Vascular plants (from Latin word ‘vasculum’ meaning duct), also known as tracheophytes (from Greek word ‘trachea’, a duct or tube), are land plants containing specialized vascular conducting tissues. They are found almost everywhere on earth. Common examples of vascular plants include trees, shrubs, grasses, flowering plants, and ferns.
The first vascular plants evolved during the mid-Silurian period, about 410 million years ago. They probably evolved from moss-like bryophyte ancestors.
Presence of Vascular Tissues
The main characteristics of vascular plants are the presence of two different vascular tissues – xylem and phloem.
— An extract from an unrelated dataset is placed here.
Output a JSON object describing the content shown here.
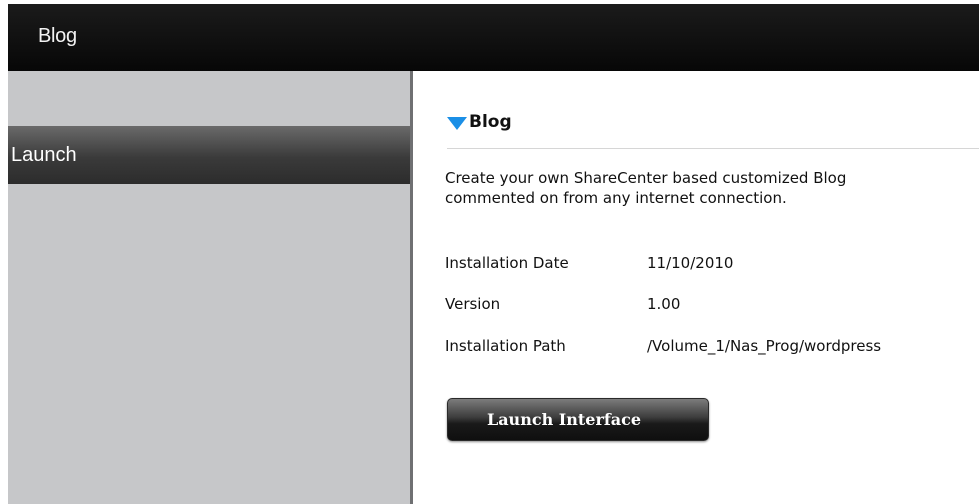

They consist of long, narrow cells arranged in an end-to-end pattern.
- Xylem transports water and associated minerals from roots to all plant parts. It consists of dead cells lacking end walls between adjacent cells. The sidewalls of the xylem are thickened with lignin deposition making them stiff and waterproof.
- Phloem transports food (sugar dissolved in water) from leaves to other plant parts for growth and storage. It consists of living cells with holes or tiny perforations separated by end walls.
Not only do vascular plants help in the uptake and movement of water and minerals throughout the plant, making it possible for the plant to grow larger. Through these vessels, plants can move necessary supplies farther at great heights within plants.
Presence of Leaves, True Root, and Shoot System
Apart from the vascular tissue system, almost all vascular plants contain leaves that connect sunlight to prepare their food using water and minerals. They also contain a true root and a shoot system.
Reproduction and Life Cycle
The reproduction in vascular plants can be sexual or asexual, involving alternation of generations between the diploid (2n) sporophyte stage and the haploid (n) gametophyte stage. The diploid stage produces spores, while the haploid stage produces gametes or sex cells. The lifecycle of vascular plants is dominated by diploid sporophyte generation.
There are different types of vascular plants based on their type of reproduction.
Pteridophytes (Seedless Plants)
Vascular plants that reproduce through spores are called pteridophytes, including clubmosses and ferns. This type of vascular plant is often called seedless vascular plant.
Angiosperms (Flowering Plants)
They are vascular plants that reproduce by creating seeds. Angiosperms create their seeds inside fruits or flowers. Sunflowers, roses, tulips, maple trees, and elm trees are typical examples of angiosperms.
Gymnosperms (Non-Flowering Plants)
They are seed-bearing vascular plants that create cones to protect their seeds. Conifers, cycads, hemlocks, and gnetophytes are typical examples of gymnosperms .
Ans. No, moss is a non-vascular plant.
Ans. No, alga is a non-vascular plant.
Article was last reviewed on Thursday, July 28, 2022